Sure, there’d been beer and football but the best bit was sitting round a table with like minded individuals.

On my previous visit, in October, we’d spilled out of the stadium at the end of the game and joined in with a demonstration march around the city in support of the Lampedusa refugees; it is no exaggeration to say that at least 10,000 of the 28,000 crowd joined the march, protesting against the refugees’ treatment by the police and local authorities. Football fans supporting an issue seemingly unconnected with their football club – can you imagine the fans of any club in England, leaving the ground and forgoing a trip to the pub to march, peacefully, around the city until nearly midnight? It was an unforgettable experience, and summed up perfectly what St. Pauli is about.

This time around, the Q&A went smoothly and I was expecting to head back to the hotel, write a piece for one of the fanzines and get an early night. Of course, in true St. Pauli style, there was no chance of that. Before I knew it, I was sitting in a wonderful little restaurant, Backbord on Clemens-Schultz-Straße (well worth a visit if you are in town), drinking beer (hey, it’s one of the things that unites us Brits and Germans) and talking football and politics. The conversation was fun and informed. I found myself sitting round a table with a bunch of Espanyol fans from the FC St. Pauli Catalunya Supporters Club, a university lecturer from Brighton, members of Republica Internationale (a Leeds-based socialist football club), Dani Wurbs, the CEO of Football Supporters Europe, and some people who had lived the infamous Haffenstraße squats in the late 1980s (and were among the first "alternative" fans to visit the Millerntor). We sat chatting until about 1.30am, then moved on for a night-cap and further discussion at the Jolly Roger bar (the unofficial/official) FC St. Pauli fan pub.

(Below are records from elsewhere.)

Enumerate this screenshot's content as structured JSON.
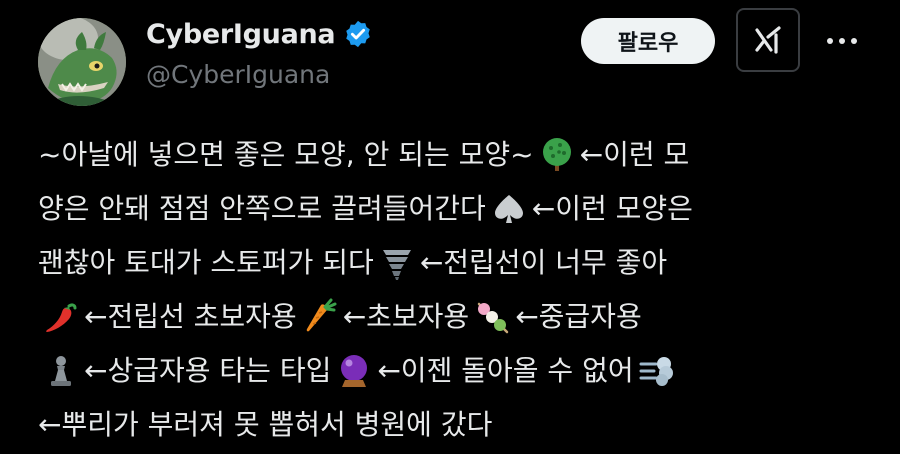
{
  "author": {
    "display_name": "CyberIguana",
    "handle": "@CyberIguana",
    "verified_icon": "verified-badge-icon",
    "avatar_icon": "iguana-avatar"
  },
  "actions": {
    "follow_label": "팔로우",
    "grok_icon": "grok-icon",
    "more_icon": "more-dots-icon"
  },
  "colors": {
    "background": "#000000",
    "text": "#e7e9ea",
    "secondary_text": "#71767b",
    "verified_blue": "#1d9bf0",
    "follow_bg": "#eff3f4"
  },
  "tweet": {
    "line1": {
      "a": "~아날에 넣으면 좋은 모양, 안 되는 모양~",
      "emoji1": "tree-icon",
      "b": "←이런 모"
    },
    "line2": {
      "a": "양은 안돼 점점 안쪽으로 끌려들어간다",
      "emoji1": "spade-icon",
      "b": "←이런 모양은"
    },
    "line3": {
      "a": "괜찮아 토대가 스토퍼가 되다",
      "emoji1": "tornado-icon",
      "b": "←전립선이 너무 좋아"
    },
    "line4": {
      "emoji1": "chili-pepper-icon",
      "a": "←전립선 초보자용",
      "emoji2": "carrot-icon",
      "b": "←초보자용",
      "emoji3": "dango-icon",
      "c": "←중급자용"
    },
    "line5": {
      "emoji1": "chess-pawn-icon",
      "a": "←상급자용 타는 타입",
      "emoji2": "crystal-ball-icon",
      "b": "←이젠 돌아올 수 없어",
      "emoji3": "dash-icon"
    },
    "line6": {
      "a": "←뿌리가 부러져 못 뽑혀서 병원에 갔다"
    }
  }
}
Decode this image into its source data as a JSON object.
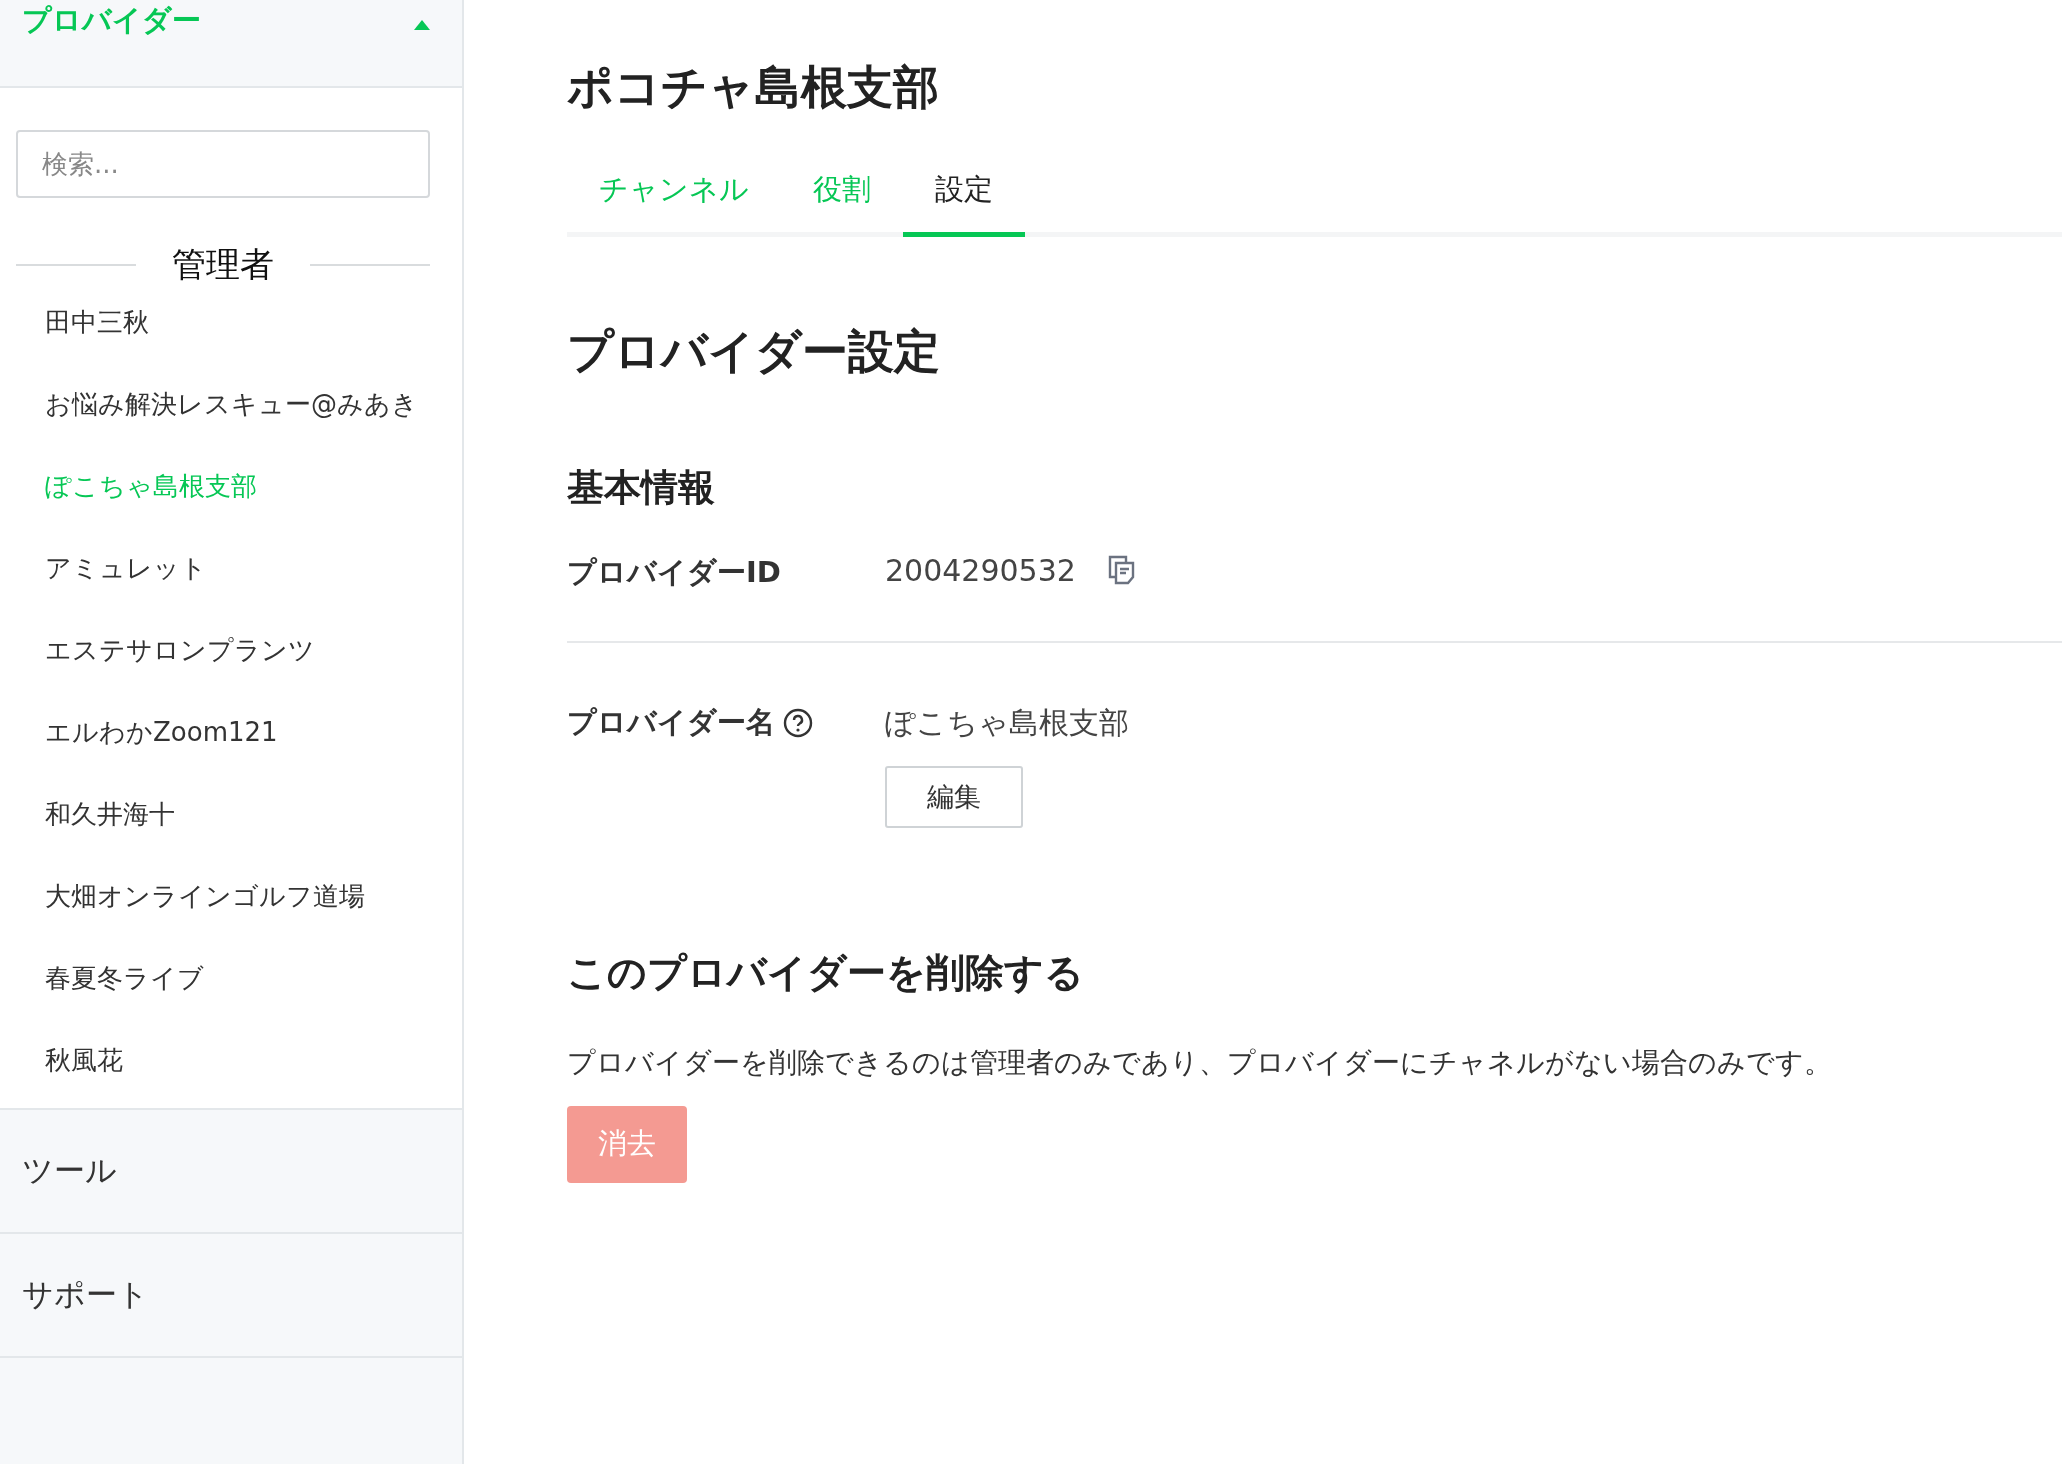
{
  "sidebar": {
    "header": {
      "title": "プロバイダー",
      "expanded": true
    },
    "search": {
      "placeholder": "検索..."
    },
    "group_title": "管理者",
    "items": [
      {
        "label": "田中三秋",
        "selected": false
      },
      {
        "label": "お悩み解決レスキュー@みあき",
        "selected": false
      },
      {
        "label": "ぽこちゃ島根支部",
        "selected": true
      },
      {
        "label": "アミュレット",
        "selected": false
      },
      {
        "label": "エステサロンプランツ",
        "selected": false
      },
      {
        "label": "エルわかZoom121",
        "selected": false
      },
      {
        "label": "和久井海十",
        "selected": false
      },
      {
        "label": "大畑オンラインゴルフ道場",
        "selected": false
      },
      {
        "label": "春夏冬ライブ",
        "selected": false
      },
      {
        "label": "秋風花",
        "selected": false
      }
    ],
    "sections": [
      "ツール",
      "サポート"
    ]
  },
  "main": {
    "title": "ポコチャ島根支部",
    "tabs": [
      {
        "label": "チャンネル",
        "selected": false
      },
      {
        "label": "役割",
        "selected": false
      },
      {
        "label": "設定",
        "selected": true
      }
    ],
    "heading": "プロバイダー設定",
    "subheading": "基本情報",
    "id_row": {
      "label": "プロバイダーID",
      "value": "2004290532"
    },
    "name_row": {
      "label": "プロバイダー名",
      "value": "ぽこちゃ島根支部",
      "button": "編集"
    },
    "delete": {
      "heading": "このプロバイダーを削除する",
      "text": "プロバイダーを削除できるのは管理者のみであり、プロバイダーにチャネルがない場合のみです。",
      "button": "消去",
      "disabled": true
    }
  }
}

It’s funny because I started writing the book to try and delve deeper into the psyche of St. Pauli, to understand the fan culture that has grown up around the club. Going to St. Pauli often gets reduced by the media to party mad football fans, downing beer and spending the evening sampling the dubious delights of the nearby Reeperbahn, but it’s just not like that. Sure, there’d been beer and football but the best bit was sitting round a table with like minded individuals. It might sound like a cliché in itself, but it really is the people, not the frequently trotted out clichés that make St. Pauli special.